From the entries below, copy every line where the string "label" appears.
=-=-=-=-=
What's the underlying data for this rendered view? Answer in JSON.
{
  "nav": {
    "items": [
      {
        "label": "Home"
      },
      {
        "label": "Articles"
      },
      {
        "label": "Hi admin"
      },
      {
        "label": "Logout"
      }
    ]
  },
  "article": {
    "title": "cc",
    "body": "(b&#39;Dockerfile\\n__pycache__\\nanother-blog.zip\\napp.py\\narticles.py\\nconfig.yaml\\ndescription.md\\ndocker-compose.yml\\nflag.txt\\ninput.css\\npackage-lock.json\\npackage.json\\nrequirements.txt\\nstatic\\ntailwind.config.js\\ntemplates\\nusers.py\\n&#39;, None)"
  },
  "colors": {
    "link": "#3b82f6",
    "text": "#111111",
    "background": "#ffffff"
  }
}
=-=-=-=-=
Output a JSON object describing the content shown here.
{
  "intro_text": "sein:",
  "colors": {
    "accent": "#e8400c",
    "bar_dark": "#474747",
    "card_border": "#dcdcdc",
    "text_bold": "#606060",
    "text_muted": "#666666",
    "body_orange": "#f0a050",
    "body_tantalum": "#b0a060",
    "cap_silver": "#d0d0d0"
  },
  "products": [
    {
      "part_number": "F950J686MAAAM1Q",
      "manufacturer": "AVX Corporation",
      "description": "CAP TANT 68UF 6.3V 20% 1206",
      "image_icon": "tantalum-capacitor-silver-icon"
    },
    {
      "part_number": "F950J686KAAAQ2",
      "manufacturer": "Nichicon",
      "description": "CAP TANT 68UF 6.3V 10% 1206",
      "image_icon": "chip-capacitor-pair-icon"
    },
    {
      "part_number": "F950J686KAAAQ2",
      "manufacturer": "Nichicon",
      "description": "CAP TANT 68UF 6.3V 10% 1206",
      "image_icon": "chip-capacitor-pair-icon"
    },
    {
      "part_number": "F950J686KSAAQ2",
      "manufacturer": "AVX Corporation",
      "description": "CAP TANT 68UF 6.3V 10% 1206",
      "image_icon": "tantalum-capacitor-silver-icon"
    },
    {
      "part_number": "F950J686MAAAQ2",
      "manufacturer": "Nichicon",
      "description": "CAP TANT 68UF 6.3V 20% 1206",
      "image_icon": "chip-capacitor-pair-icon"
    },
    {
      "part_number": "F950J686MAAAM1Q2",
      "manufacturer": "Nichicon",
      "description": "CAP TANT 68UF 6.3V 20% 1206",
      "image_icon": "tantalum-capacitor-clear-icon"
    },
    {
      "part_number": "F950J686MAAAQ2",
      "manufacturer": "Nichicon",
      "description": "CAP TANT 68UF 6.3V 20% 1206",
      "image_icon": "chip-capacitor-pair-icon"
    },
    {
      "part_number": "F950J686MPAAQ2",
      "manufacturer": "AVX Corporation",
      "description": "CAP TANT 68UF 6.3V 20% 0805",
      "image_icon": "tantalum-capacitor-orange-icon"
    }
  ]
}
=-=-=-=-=
RESULT BELOW
        "label": "Home"
        "label": "Articles"
        "label": "Hi admin"
        "label": "Logout"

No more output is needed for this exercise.